… is from page 312 of NYU’s great economic-development economist William Easterly’s superb 2006 book, The White Man’s Burden – a book that explores the differences between economic development that is designed and imposed by “Planners” and economic development that is undesigned and generated by “Searchers”; in summary, “Planners” are ‘men-(and-women)-of-system’ who aim to improve whole societies with their consciously constructed plans imposed without competition from on top and, hence, without reliable feedback from the affected parties below; “Searchers” are entrepreneurs, investors, and other individuals who, constrained by the rules of private property, attempt – in competition with each other and without the ability to compel anyone to follow their leads – to improve only those relatively small parts of the economy or society that can be reasonably comprehended by any individual, in large part because their efforts are informed by reliable feedback (original emphasis):

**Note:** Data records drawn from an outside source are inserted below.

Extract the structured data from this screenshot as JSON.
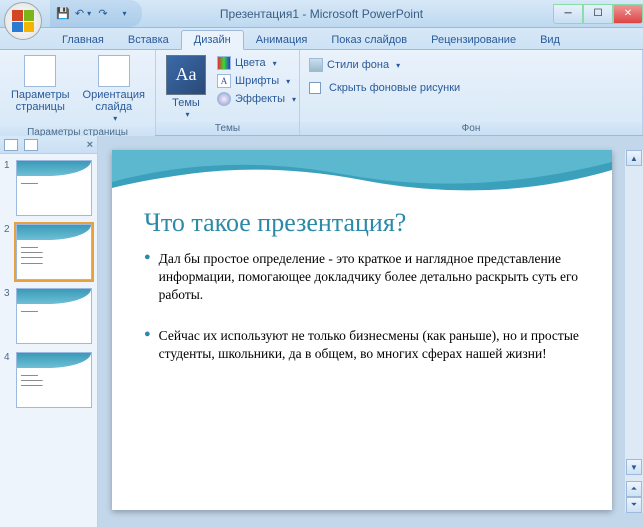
{
  "title": "Презентация1 - Microsoft PowerPoint",
  "qat": {
    "save": "💾",
    "undo": "↶",
    "redo": "↷"
  },
  "tabs": [
    {
      "label": "Главная"
    },
    {
      "label": "Вставка"
    },
    {
      "label": "Дизайн"
    },
    {
      "label": "Анимация"
    },
    {
      "label": "Показ слайдов"
    },
    {
      "label": "Рецензирование"
    },
    {
      "label": "Вид"
    }
  ],
  "ribbon": {
    "page_params": "Параметры страницы",
    "orientation": "Ориентация слайда",
    "group_page": "Параметры страницы",
    "themes": "Темы",
    "themes_glyph": "Aa",
    "colors": "Цвета",
    "fonts": "Шрифты",
    "effects": "Эффекты",
    "group_themes": "Темы",
    "bg_styles": "Стили фона",
    "hide_bg": "Скрыть фоновые рисунки",
    "group_bg": "Фон"
  },
  "thumbs": {
    "items": [
      {
        "num": "1"
      },
      {
        "num": "2"
      },
      {
        "num": "3"
      },
      {
        "num": "4"
      }
    ]
  },
  "slide": {
    "title": "Что такое презентация?",
    "bullets": [
      "Дал бы простое определение - это краткое и наглядное представление информации, помогающее докладчику более детально раскрыть суть его работы.",
      "Сейчас их используют не только бизнесмены (как раньше), но и простые студенты, школьники, да в общем, во многих сферах нашей жизни!"
    ]
  }
}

If it were not for the U.S. Army trying to promote economic development [in places such as Afghanistan and Iraq], it would seem presumptuous for me as an economist to comment on military interventions.  Yet even without recent rhetoric [such as from Niall Ferguson about how the Pentagon should spend more resources “making the world safe for capitalism and democracy”], military intervention is too perfect an example of what this book argues you should not do – have the West operate on other societies with virtually no feedback or accountability.  The military is even more insulated from the interests of the poor than aid agencies are.  People don’t give reliable feedback at gunpoint.  Invading soldiers and covert destabilization are not great ways to ascertain local peoples’ interests.  The poor on the receiving end have few votes on whether they want the Americans to save them.  Military interventionists are inherently Planners; armies do not have Searchers.